The Sum Of All Fears (2002)
Director: Phil Alden Robinson Starring: Ben Affleck, Morgan Freeman, James Cromwell, Liev Schreiber, Bruce McGill, Phillip Baker Hall, John Beasley, Ciaran Hinds, Alan Bates, Bridget Moynahan
Certificate: 12 Running Time: 124 Minutes
Tagline: “27,000 Nuclear Weapons. One Is Missing.”
Terrorism thrillers have certainly been around for a long time now, since the debut of a certain James Bond at least, but a majority of them have always seemed to adhere to the same sort of template. This one is a bit different. It was adapted from the Tom Clancey novel of the same name and is part of the convoluted ‘Jack Ryan’ series that has a rather confusing timeline anyway, nevermind when you take the films into consideration, each of which has changed various details. We’ll just concentrate on the films for now though which began with first The Hunt For Red October (with Alec Baldin as Ryan), then Patriot Games and Clear and Present Danger (both of which starred Harrison Ford in the main role). For this film the part was handed to Affleck and, unlike the novel, is set early in his CIA career when he was a mere analyst.
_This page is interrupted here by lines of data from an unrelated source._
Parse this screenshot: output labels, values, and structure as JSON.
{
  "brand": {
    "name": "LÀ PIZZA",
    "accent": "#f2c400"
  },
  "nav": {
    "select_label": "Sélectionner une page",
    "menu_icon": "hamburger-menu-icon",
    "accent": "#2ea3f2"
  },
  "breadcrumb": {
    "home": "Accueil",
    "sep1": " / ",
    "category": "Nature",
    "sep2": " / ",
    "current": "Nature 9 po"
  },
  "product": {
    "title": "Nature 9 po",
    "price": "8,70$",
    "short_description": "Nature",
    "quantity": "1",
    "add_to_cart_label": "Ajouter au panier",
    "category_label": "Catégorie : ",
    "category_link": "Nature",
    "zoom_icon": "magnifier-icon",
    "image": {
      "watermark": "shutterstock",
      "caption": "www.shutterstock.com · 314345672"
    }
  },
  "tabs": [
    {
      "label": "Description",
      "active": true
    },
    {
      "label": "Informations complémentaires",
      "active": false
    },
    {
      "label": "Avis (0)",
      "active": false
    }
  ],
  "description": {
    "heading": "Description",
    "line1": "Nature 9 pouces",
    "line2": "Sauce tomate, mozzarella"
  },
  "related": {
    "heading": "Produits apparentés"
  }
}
The film opens with a scene depicting an Israeli jet fighter being prepped for takeoff which, we’re told via some accompanying text, was sent up with a nuclear bomb towards the end of the 1973 Yom Kippur War with a view to using it against the invading Egyptian and Syrian forces in the event their own ground forces were overrun. Before this did or didn’t happen, however, the jet was shot down over the Syrian desert. Fast forward to the present day (2002) and the bomb has been discovered buried deep beneath the desert sand by local villagers who unwittingly sell it to an arms dealer for scrap, who in turn sells it to disaffected Austrian neo-Fascist, Dressler (Bates). Meanwhile, in the US, President Fowler (Cromwell), CIA Director Bill Cabot (Freeman), and some of their advisers are conducting ‘war games’ exercises to simulate a nuclear attack against the US.
Soon after this, the Russian President suddenly dies and is replaced by the younger and relatively unknown President Nemerov (Hinds). Unknown, that is, to everyone except Ryan who has studied him for years, even predicting him to be the next President. Ryan soon finds himself being invited to top-level meetings and even being sent to Russia to meet Nemerov whilst on a routine nuclear arms inspection. Soon after they arrive back home, Cabot sends operative, John Clark (Schreiber), to Russia to track down a trio of missing nuclear scientists – the exact three that would be needed to reactivate an old, recently acquired bomb, for example. Meanwhile, Russia launches a massive chemical weapons attack on Chechnya, apparently ordered by Nemerov, but Ryan doesn’t believe he’s responsible. Dressler then launches his own attacks against the US and tricks them into believing the Russians are responsible. Thanks to events in Chechnya they believe it, and events threaten to spiral out of control as the two countries head towards all-out nuclear war.
Tom Clancy commands a large and loyal fanbase and his books, as well as the films based on them, are always heavily scrutinised. This film proved more controversial than usual. Not only were many details changed from the book but the choice of Ben Affleck to play Jack Ryan caused considerable rancour among many. I’m no Clancy fanboy though, and neither do I have a problem with Affleck, so I’d like to think I can be impartial. Whilst he’s unlikely to be nominated for any awards here, he does a perfectly passable job if you ask me, enjoying romantic evenings with his new girlfriend, Cathy (Moynahan), and engaging in casual banter with his colleagues before he’s swiftly elevated to the upper echelons of the CIA and suddenly he’s far more nervous and having to take things a lot more seriously.
He doesn’t even have a huge amount of screentime either, none of the characters hog the limelight really. Morgan Freeman barely breaks a sweat as calm and confident CIA Director, William Cabot, but he remains as watchable as he always is. In fact, everyone in the film does a decent, if unspectacular job with their roles. I enjoyed Liev Schreiber’s limited screen time as John Clark in particular, but the thing that makes the film for me is the superb, tense atmosphere it builds throughout. A particularly chilling moment occurs when the President is regaling guests at the Whitehouse Correspondence Dinner and all of a sudden everyone’s pagers and mobile phones start beeping. First one, then two… before long dozens. At that moment you just know something big has gone down!
That’s indicative of many tense moments in the film too. It evokes memories of the fear and paranoia surrounding the Cold War period, and even the Cuban Missile Crisis as well with the actual ‘bad guys’, the neo-Fascists (who were changed from the Middle Eastern terrorists of the book), not even spending much time in front of the camera themselves – they’re just around long enough to stitch up Russia and provoke the US really. The Sum Of All Fears has certainly got its critics to say the least, especially Clancey fans (and indeed Clancy himself!) but as far as I’m concerned it’s a film with a lot more balls than most of its type and is a well-paced, atmospheric (and rewatchable) thriller that should entertain everyone else immensely.
RKS Score: 9/10